8. We are going to treat this place from fenceline to fenceline.
Many range sites simply do not have the potential to produce results that will justify the expense of a weed or brush control treatment because soils are too shallow or slopes are too steep. Weed and brush control efforts are best targeted to sites with deep soils that receive runoff from adjacent upland areas. Shallow ridges, slopes and hilltops are usually best left as wildlife habitat or placed at a much lower priority for treatment as compared to more productive areas.
9. After I get that bulldozer or airplane in here, this place will turn into a sea of grass.
Weed and brush management is not a miracle cure for rangelands. Not all treatments work the same every time. Most herbicide treatments are characterized by large variation in results governed by climatic and plant characteristics, which are often not very predictable.
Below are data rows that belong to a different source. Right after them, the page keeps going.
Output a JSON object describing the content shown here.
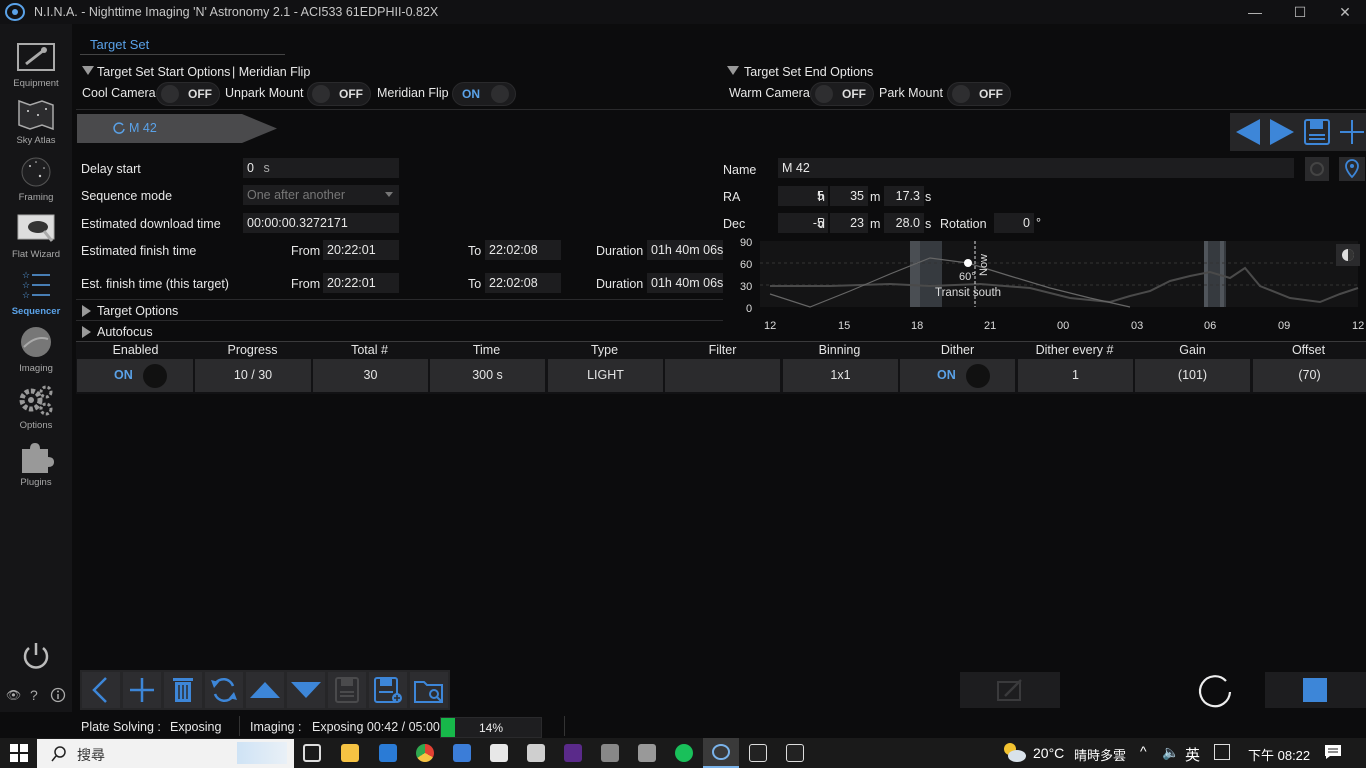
{
  "window": {
    "title": "N.I.N.A. - Nighttime Imaging 'N' Astronomy 2.1   -  ACI533 61EDPHII-0.82X",
    "controls": [
      "—",
      "☐",
      "✕"
    ]
  },
  "sidebar": {
    "items": [
      {
        "label": "Equipment",
        "icon": "telescope-icon"
      },
      {
        "label": "Sky Atlas",
        "icon": "sky-atlas-icon"
      },
      {
        "label": "Framing",
        "icon": "framing-icon"
      },
      {
        "label": "Flat Wizard",
        "icon": "flat-wizard-icon"
      },
      {
        "label": "Sequencer",
        "icon": "sequencer-icon",
        "active": true
      },
      {
        "label": "Imaging",
        "icon": "imaging-icon"
      },
      {
        "label": "Options",
        "icon": "gear-icon"
      },
      {
        "label": "Plugins",
        "icon": "puzzle-icon"
      }
    ],
    "collapse_label": "<<"
  },
  "target_set": {
    "tab_label": "Target Set",
    "start_options_label": "Target Set Start Options",
    "start_options_suffix": "| Meridian Flip",
    "end_options_label": "Target Set End Options",
    "toggles_start": [
      {
        "label": "Cool Camera",
        "state": "OFF"
      },
      {
        "label": "Unpark Mount",
        "state": "OFF"
      },
      {
        "label": "Meridian Flip",
        "state": "ON"
      }
    ],
    "toggles_end": [
      {
        "label": "Warm Camera",
        "state": "OFF"
      },
      {
        "label": "Park Mount",
        "state": "OFF"
      }
    ]
  },
  "target_tab": {
    "label": "M 42"
  },
  "target": {
    "delay_start_label": "Delay start",
    "delay_start_value": "0",
    "delay_start_unit": "s",
    "sequence_mode_label": "Sequence mode",
    "sequence_mode_value": "One after another",
    "download_time_label": "Estimated download time",
    "download_time_value": "00:00:00.3272171",
    "finish_label": "Estimated finish time",
    "finish_target_label": "Est. finish time (this target)",
    "from_label": "From",
    "to_label": "To",
    "duration_label": "Duration",
    "finish_from": "20:22:01",
    "finish_to": "22:02:08",
    "finish_duration": "01h 40m 06s",
    "target_from": "20:22:01",
    "target_to": "22:02:08",
    "target_duration": "01h 40m 06s",
    "target_options_label": "Target Options",
    "autofocus_label": "Autofocus"
  },
  "coords": {
    "name_label": "Name",
    "name_value": "M 42",
    "ra_label": "RA",
    "ra_h": "5",
    "ra_h_unit": "h",
    "ra_m": "35",
    "ra_m_unit": "m",
    "ra_s": "17.3",
    "ra_s_unit": "s",
    "dec_label": "Dec",
    "dec_d": "-5",
    "dec_d_unit": "d",
    "dec_m": "23",
    "dec_m_unit": "m",
    "dec_s": "28.0",
    "dec_s_unit": "s",
    "rotation_label": "Rotation",
    "rotation_value": "0",
    "rotation_unit": "°"
  },
  "altitude_chart": {
    "y_ticks": [
      "90",
      "60",
      "30",
      "0"
    ],
    "x_ticks": [
      "12",
      "15",
      "18",
      "21",
      "00",
      "03",
      "06",
      "09",
      "12"
    ],
    "now_label": "Now",
    "transit_label": "Transit south",
    "transit_alt": "60°",
    "colors": {
      "twilight": "#4a5058",
      "curve": "#5a5a5a",
      "horizon": "#444444"
    }
  },
  "exposure_table": {
    "headers": [
      "Enabled",
      "Progress",
      "Total #",
      "Time",
      "Type",
      "Filter",
      "Binning",
      "Dither",
      "Dither every #",
      "Gain",
      "Offset"
    ],
    "row": {
      "enabled": "ON",
      "progress": "10 / 30",
      "total": "30",
      "time": "300 s",
      "type": "LIGHT",
      "filter": "",
      "binning": "1x1",
      "dither": "ON",
      "dither_every": "1",
      "gain": "(101)",
      "offset": "(70)"
    }
  },
  "status": {
    "plate_solving_label": "Plate Solving :",
    "plate_solving_value": "Exposing",
    "imaging_label": "Imaging :",
    "imaging_value": "Exposing 00:42 / 05:00",
    "progress_text": "14%",
    "progress_fraction": 0.14
  },
  "taskbar": {
    "search_placeholder": "搜尋",
    "weather_temp": "20°C",
    "weather_text": "晴時多雲",
    "ime_label": "英",
    "time": "下午 08:22"
  },
  "accent": "#5aa2e8"
}
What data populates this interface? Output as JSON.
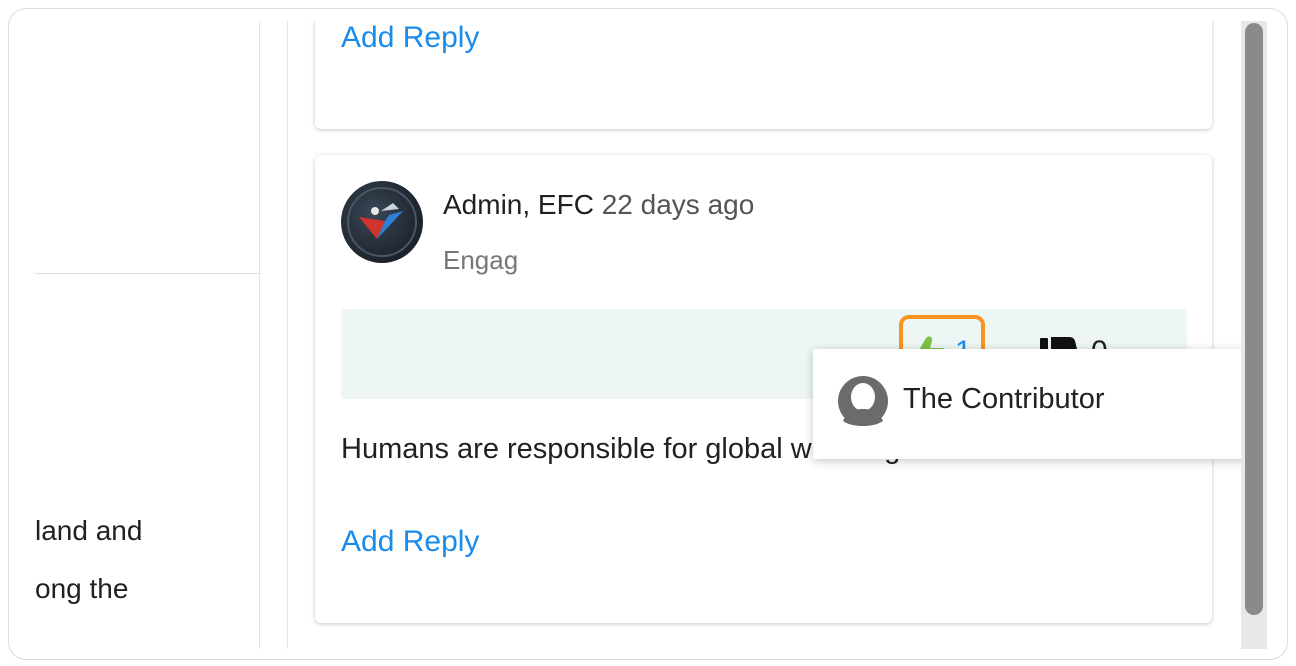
{
  "left_panel": {
    "text_lines": [
      "land and",
      "ong the"
    ]
  },
  "top_card": {
    "add_reply_label": "Add Reply"
  },
  "comment": {
    "author": "Admin, EFC",
    "time_ago": "22 days ago",
    "subtitle_partial": "Engag",
    "likes": "1",
    "dislikes": "0",
    "body": "Humans are responsible for global warming.",
    "add_reply_label": "Add Reply"
  },
  "tooltip": {
    "user_name": "The Contributor"
  },
  "colors": {
    "link_blue": "#1a8bea",
    "highlight_orange": "#f7931e",
    "like_green": "#7cc242",
    "vote_bar_bg": "#edf6f5"
  },
  "icons": {
    "like": "thumbs-up-icon",
    "dislike": "thumbs-down-icon",
    "user_placeholder": "user-avatar-icon"
  }
}
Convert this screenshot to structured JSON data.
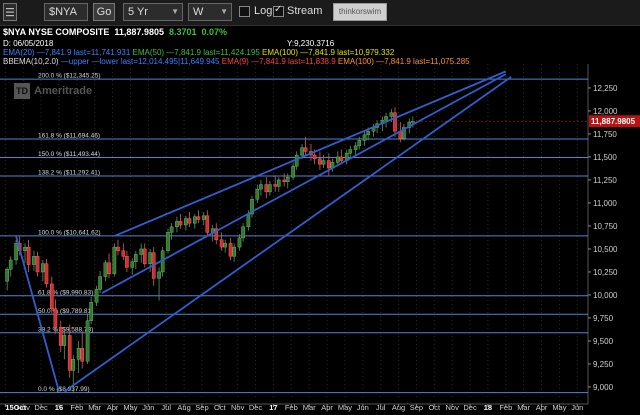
{
  "toolbar": {
    "symbol": "$NYA",
    "go_label": "Go",
    "period": "5 Yr",
    "interval": "W",
    "log_label": "Log",
    "log_checked": false,
    "stream_label": "Stream",
    "stream_checked": true,
    "brand_label": "thinkorswim"
  },
  "header": {
    "symbol": "$NYA",
    "name": "NYSE COMPOSITE",
    "last": "11,887.9805",
    "change": "8.3701",
    "change_pct": "0.07%",
    "date": "D: 06/05/2018",
    "cursor_y": "Y:9,230.3716",
    "ema_line": [
      {
        "text": "EMA(20)",
        "color": "#3f7fff"
      },
      {
        "text": " —7,841.9 last=11,741.931 ",
        "color": "#3f7fff"
      },
      {
        "text": "EMA(50)",
        "color": "#3fbf3f"
      },
      {
        "text": " —7,841.9 last=11,424.195 ",
        "color": "#3fbf3f"
      },
      {
        "text": "EMA(100)",
        "color": "#e0e000"
      },
      {
        "text": " —7,841.9 last=10,979.332",
        "color": "#e0e000"
      }
    ],
    "bb_line": [
      {
        "text": "BBEMA(10,2.0)",
        "color": "#dddddd"
      },
      {
        "text": " —upper —lower last=12,014.495|11,649.945 ",
        "color": "#3f7fff"
      },
      {
        "text": "EMA(9)",
        "color": "#ff4040"
      },
      {
        "text": " —7,841.9 last=11,838.9 ",
        "color": "#ff4040"
      },
      {
        "text": "EMA(100)",
        "color": "#ff9030"
      },
      {
        "text": " —7,841.9 last=11,075.285",
        "color": "#ff9030"
      }
    ],
    "watermark": "Ameritrade"
  },
  "colors": {
    "background": "#000000",
    "up": "#2f7a2f",
    "down": "#d03030",
    "fib_line": "#4e86d6",
    "trend_line": "#2d5fcf",
    "price_badge": "#b51414"
  },
  "chart_data": {
    "type": "candlestick",
    "x_axis_labels": [
      "15Oct",
      "Nov",
      "Dec",
      "16",
      "Feb",
      "Mar",
      "Apr",
      "May",
      "Jun",
      "Jul",
      "Aug",
      "Sep",
      "Oct",
      "Nov",
      "Dec",
      "17",
      "Feb",
      "Mar",
      "Apr",
      "May",
      "Jun",
      "Jul",
      "Aug",
      "Sep",
      "Oct",
      "Nov",
      "Dec",
      "18",
      "Feb",
      "Mar",
      "Apr",
      "May",
      "Jun"
    ],
    "x_label_months": [
      0,
      1,
      2,
      3,
      4,
      5,
      6,
      7,
      8,
      9,
      10,
      11,
      12,
      13,
      14,
      15,
      16,
      17,
      18,
      19,
      20,
      21,
      22,
      23,
      24,
      25,
      26,
      27,
      28,
      29,
      30,
      31,
      32
    ],
    "bold_labels": [
      "15Oct",
      "16",
      "17",
      "18"
    ],
    "y_ticks": [
      9000,
      9250,
      9500,
      9750,
      10000,
      10250,
      10500,
      10750,
      11000,
      11250,
      11500,
      11750,
      12000,
      12250
    ],
    "y_tick_labels": [
      "9,000",
      "9,250",
      "9,500",
      "9,750",
      "10,000",
      "10,250",
      "10,500",
      "10,750",
      "11,000",
      "11,250",
      "11,500",
      "11,750",
      "12,000",
      "12,250"
    ],
    "ylim": [
      8880,
      12510
    ],
    "xlim_months": [
      -0.3,
      32.6
    ],
    "last_price": 11887.9805,
    "last_price_label": "11,887.9805",
    "fib_levels": [
      {
        "label": "200.0 %",
        "value_label": "($12,345.25)",
        "value": 12345.25
      },
      {
        "label": "161.8 %",
        "value_label": "($11,694.46)",
        "value": 11694.46
      },
      {
        "label": "150.0 %",
        "value_label": "($11,493.44)",
        "value": 11493.44
      },
      {
        "label": "138.2 %",
        "value_label": "($11,292.41)",
        "value": 11292.41
      },
      {
        "label": "100.0 %",
        "value_label": "($10,641.62)",
        "value": 10641.62
      },
      {
        "label": "61.8 %",
        "value_label": "($9,990.83)",
        "value": 9990.83
      },
      {
        "label": "50.0 %",
        "value_label": "($9,789.81)",
        "value": 9789.81
      },
      {
        "label": "38.2 %",
        "value_label": "($9,588.78)",
        "value": 9588.78
      },
      {
        "label": "0.0 %",
        "value_label": "($8,937.99)",
        "value": 8937.99
      }
    ],
    "trend_lines": [
      {
        "from": [
          6.1,
          10640
        ],
        "to": [
          28.0,
          12430
        ]
      },
      {
        "from": [
          5.4,
          10020
        ],
        "to": [
          28.0,
          12400
        ]
      },
      {
        "from": [
          3.3,
          8950
        ],
        "to": [
          28.3,
          12370
        ]
      },
      {
        "from": [
          0.6,
          10640
        ],
        "to": [
          3.0,
          8950
        ]
      }
    ],
    "candles": [
      {
        "t": 0.1,
        "o": 10150,
        "h": 10300,
        "l": 10050,
        "c": 10280
      },
      {
        "t": 0.3,
        "o": 10280,
        "h": 10420,
        "l": 10200,
        "c": 10380
      },
      {
        "t": 0.6,
        "o": 10380,
        "h": 10600,
        "l": 10330,
        "c": 10560
      },
      {
        "t": 0.8,
        "o": 10560,
        "h": 10640,
        "l": 10430,
        "c": 10480
      },
      {
        "t": 1.1,
        "o": 10480,
        "h": 10560,
        "l": 10350,
        "c": 10520
      },
      {
        "t": 1.3,
        "o": 10520,
        "h": 10600,
        "l": 10250,
        "c": 10330
      },
      {
        "t": 1.6,
        "o": 10330,
        "h": 10480,
        "l": 10260,
        "c": 10420
      },
      {
        "t": 1.8,
        "o": 10420,
        "h": 10470,
        "l": 10200,
        "c": 10250
      },
      {
        "t": 2.1,
        "o": 10250,
        "h": 10380,
        "l": 10150,
        "c": 10340
      },
      {
        "t": 2.3,
        "o": 10340,
        "h": 10390,
        "l": 10080,
        "c": 10120
      },
      {
        "t": 2.6,
        "o": 10120,
        "h": 10200,
        "l": 9800,
        "c": 9850
      },
      {
        "t": 2.8,
        "o": 9850,
        "h": 9950,
        "l": 9580,
        "c": 9650
      },
      {
        "t": 3.1,
        "o": 9650,
        "h": 9720,
        "l": 9380,
        "c": 9450
      },
      {
        "t": 3.3,
        "o": 9450,
        "h": 9620,
        "l": 9300,
        "c": 9560
      },
      {
        "t": 3.6,
        "o": 9560,
        "h": 9680,
        "l": 9100,
        "c": 9180
      },
      {
        "t": 3.8,
        "o": 9180,
        "h": 9350,
        "l": 8940,
        "c": 9300
      },
      {
        "t": 4.1,
        "o": 9300,
        "h": 9500,
        "l": 9150,
        "c": 9420
      },
      {
        "t": 4.3,
        "o": 9420,
        "h": 9600,
        "l": 9200,
        "c": 9280
      },
      {
        "t": 4.6,
        "o": 9280,
        "h": 9800,
        "l": 9250,
        "c": 9720
      },
      {
        "t": 4.8,
        "o": 9720,
        "h": 9980,
        "l": 9680,
        "c": 9920
      },
      {
        "t": 5.1,
        "o": 9920,
        "h": 10100,
        "l": 9880,
        "c": 10060
      },
      {
        "t": 5.3,
        "o": 10060,
        "h": 10260,
        "l": 10020,
        "c": 10200
      },
      {
        "t": 5.6,
        "o": 10200,
        "h": 10380,
        "l": 10150,
        "c": 10350
      },
      {
        "t": 5.8,
        "o": 10350,
        "h": 10450,
        "l": 10180,
        "c": 10230
      },
      {
        "t": 6.1,
        "o": 10230,
        "h": 10560,
        "l": 10200,
        "c": 10520
      },
      {
        "t": 6.3,
        "o": 10520,
        "h": 10600,
        "l": 10430,
        "c": 10480
      },
      {
        "t": 6.6,
        "o": 10480,
        "h": 10560,
        "l": 10380,
        "c": 10420
      },
      {
        "t": 6.8,
        "o": 10420,
        "h": 10480,
        "l": 10250,
        "c": 10300
      },
      {
        "t": 7.1,
        "o": 10300,
        "h": 10400,
        "l": 10220,
        "c": 10360
      },
      {
        "t": 7.3,
        "o": 10360,
        "h": 10480,
        "l": 10280,
        "c": 10440
      },
      {
        "t": 7.6,
        "o": 10440,
        "h": 10560,
        "l": 10350,
        "c": 10500
      },
      {
        "t": 7.8,
        "o": 10500,
        "h": 10560,
        "l": 10300,
        "c": 10340
      },
      {
        "t": 8.1,
        "o": 10340,
        "h": 10500,
        "l": 10250,
        "c": 10460
      },
      {
        "t": 8.3,
        "o": 10460,
        "h": 10520,
        "l": 10100,
        "c": 10180
      },
      {
        "t": 8.6,
        "o": 10180,
        "h": 10300,
        "l": 9940,
        "c": 10250
      },
      {
        "t": 8.8,
        "o": 10250,
        "h": 10520,
        "l": 10200,
        "c": 10480
      },
      {
        "t": 9.1,
        "o": 10480,
        "h": 10720,
        "l": 10450,
        "c": 10680
      },
      {
        "t": 9.3,
        "o": 10680,
        "h": 10780,
        "l": 10600,
        "c": 10740
      },
      {
        "t": 9.6,
        "o": 10740,
        "h": 10850,
        "l": 10680,
        "c": 10800
      },
      {
        "t": 9.8,
        "o": 10800,
        "h": 10880,
        "l": 10720,
        "c": 10760
      },
      {
        "t": 10.1,
        "o": 10760,
        "h": 10860,
        "l": 10700,
        "c": 10830
      },
      {
        "t": 10.3,
        "o": 10830,
        "h": 10900,
        "l": 10740,
        "c": 10780
      },
      {
        "t": 10.6,
        "o": 10780,
        "h": 10880,
        "l": 10720,
        "c": 10850
      },
      {
        "t": 10.8,
        "o": 10850,
        "h": 10920,
        "l": 10780,
        "c": 10820
      },
      {
        "t": 11.1,
        "o": 10820,
        "h": 10900,
        "l": 10760,
        "c": 10860
      },
      {
        "t": 11.3,
        "o": 10860,
        "h": 10920,
        "l": 10640,
        "c": 10680
      },
      {
        "t": 11.6,
        "o": 10680,
        "h": 10760,
        "l": 10580,
        "c": 10720
      },
      {
        "t": 11.8,
        "o": 10720,
        "h": 10780,
        "l": 10550,
        "c": 10600
      },
      {
        "t": 12.1,
        "o": 10600,
        "h": 10680,
        "l": 10480,
        "c": 10520
      },
      {
        "t": 12.3,
        "o": 10520,
        "h": 10600,
        "l": 10460,
        "c": 10560
      },
      {
        "t": 12.6,
        "o": 10560,
        "h": 10620,
        "l": 10380,
        "c": 10420
      },
      {
        "t": 12.8,
        "o": 10420,
        "h": 10560,
        "l": 10360,
        "c": 10520
      },
      {
        "t": 13.1,
        "o": 10520,
        "h": 10660,
        "l": 10480,
        "c": 10620
      },
      {
        "t": 13.3,
        "o": 10620,
        "h": 10780,
        "l": 10580,
        "c": 10740
      },
      {
        "t": 13.6,
        "o": 10740,
        "h": 10920,
        "l": 10700,
        "c": 10880
      },
      {
        "t": 13.8,
        "o": 10880,
        "h": 11080,
        "l": 10840,
        "c": 11040
      },
      {
        "t": 14.1,
        "o": 11040,
        "h": 11200,
        "l": 11000,
        "c": 11150
      },
      {
        "t": 14.3,
        "o": 11150,
        "h": 11250,
        "l": 11080,
        "c": 11200
      },
      {
        "t": 14.6,
        "o": 11200,
        "h": 11280,
        "l": 11050,
        "c": 11120
      },
      {
        "t": 14.8,
        "o": 11120,
        "h": 11240,
        "l": 11080,
        "c": 11200
      },
      {
        "t": 15.1,
        "o": 11200,
        "h": 11300,
        "l": 11120,
        "c": 11180
      },
      {
        "t": 15.3,
        "o": 11180,
        "h": 11280,
        "l": 11120,
        "c": 11250
      },
      {
        "t": 15.6,
        "o": 11250,
        "h": 11320,
        "l": 11180,
        "c": 11230
      },
      {
        "t": 15.8,
        "o": 11230,
        "h": 11320,
        "l": 11160,
        "c": 11280
      },
      {
        "t": 16.1,
        "o": 11280,
        "h": 11440,
        "l": 11250,
        "c": 11400
      },
      {
        "t": 16.3,
        "o": 11400,
        "h": 11560,
        "l": 11360,
        "c": 11520
      },
      {
        "t": 16.6,
        "o": 11520,
        "h": 11640,
        "l": 11480,
        "c": 11600
      },
      {
        "t": 16.8,
        "o": 11600,
        "h": 11720,
        "l": 11520,
        "c": 11560
      },
      {
        "t": 17.1,
        "o": 11560,
        "h": 11640,
        "l": 11460,
        "c": 11520
      },
      {
        "t": 17.3,
        "o": 11520,
        "h": 11580,
        "l": 11420,
        "c": 11480
      },
      {
        "t": 17.6,
        "o": 11480,
        "h": 11560,
        "l": 11360,
        "c": 11420
      },
      {
        "t": 17.8,
        "o": 11420,
        "h": 11520,
        "l": 11380,
        "c": 11460
      },
      {
        "t": 18.1,
        "o": 11460,
        "h": 11540,
        "l": 11300,
        "c": 11380
      },
      {
        "t": 18.3,
        "o": 11380,
        "h": 11480,
        "l": 11340,
        "c": 11440
      },
      {
        "t": 18.6,
        "o": 11440,
        "h": 11560,
        "l": 11400,
        "c": 11500
      },
      {
        "t": 18.8,
        "o": 11500,
        "h": 11580,
        "l": 11420,
        "c": 11460
      },
      {
        "t": 19.1,
        "o": 11460,
        "h": 11580,
        "l": 11420,
        "c": 11540
      },
      {
        "t": 19.3,
        "o": 11540,
        "h": 11620,
        "l": 11480,
        "c": 11580
      },
      {
        "t": 19.6,
        "o": 11580,
        "h": 11660,
        "l": 11520,
        "c": 11620
      },
      {
        "t": 19.8,
        "o": 11620,
        "h": 11720,
        "l": 11580,
        "c": 11680
      },
      {
        "t": 20.1,
        "o": 11680,
        "h": 11780,
        "l": 11620,
        "c": 11740
      },
      {
        "t": 20.3,
        "o": 11740,
        "h": 11820,
        "l": 11680,
        "c": 11780
      },
      {
        "t": 20.6,
        "o": 11780,
        "h": 11860,
        "l": 11720,
        "c": 11820
      },
      {
        "t": 20.8,
        "o": 11820,
        "h": 11900,
        "l": 11760,
        "c": 11860
      },
      {
        "t": 21.1,
        "o": 11860,
        "h": 11940,
        "l": 11780,
        "c": 11900
      },
      {
        "t": 21.3,
        "o": 11900,
        "h": 11980,
        "l": 11820,
        "c": 11940
      },
      {
        "t": 21.6,
        "o": 11940,
        "h": 12020,
        "l": 11880,
        "c": 11980
      },
      {
        "t": 21.8,
        "o": 11980,
        "h": 12040,
        "l": 11720,
        "c": 11780
      },
      {
        "t": 22.1,
        "o": 11780,
        "h": 11880,
        "l": 11660,
        "c": 11700
      },
      {
        "t": 22.3,
        "o": 11700,
        "h": 11860,
        "l": 11680,
        "c": 11820
      },
      {
        "t": 22.6,
        "o": 11820,
        "h": 11920,
        "l": 11760,
        "c": 11880
      },
      {
        "t": 22.8,
        "o": 11880,
        "h": 11940,
        "l": 11820,
        "c": 11888
      }
    ]
  }
}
Overall management of the rangeland must also improve. The treated area must be given time to establish a desirable vegetation cover before “normal” management and use occurs. Proper livestock stocking rates are critical to both treatment success and longevity. Desired results will not occur overnight. Desired change on rangelands takes time and depends on long-range planning, careful monitoring and sound management.
10. Herbicides are unhealthy for the environment and humans.
Herbicides can affect living organisms directly when exposed to chemicals or indirectly when habitat is altered. Range herbicides are invaluable for control of many susceptible species, see label. Toxicity to humans and wildlife have been evaluated and are identified on the label. However, common table salt and aspirin are more toxic than most rangeland herbicides. The label identifies proper rates and timing of herbicide applications to minimize risks; follow label directions.
11. Fire destroys the pasture!
Rangeland vegetation is adapted to periodic burning. Some fires can be very destructive if proper management is not followed before and following the fire. Livestock and wildlife are attracted to the recent burns and can over graze the burned area. Recovery following a wild or prescribed fire is needed before grazing occurs. Properly planned prescribed fires are very beneficial in many range situations.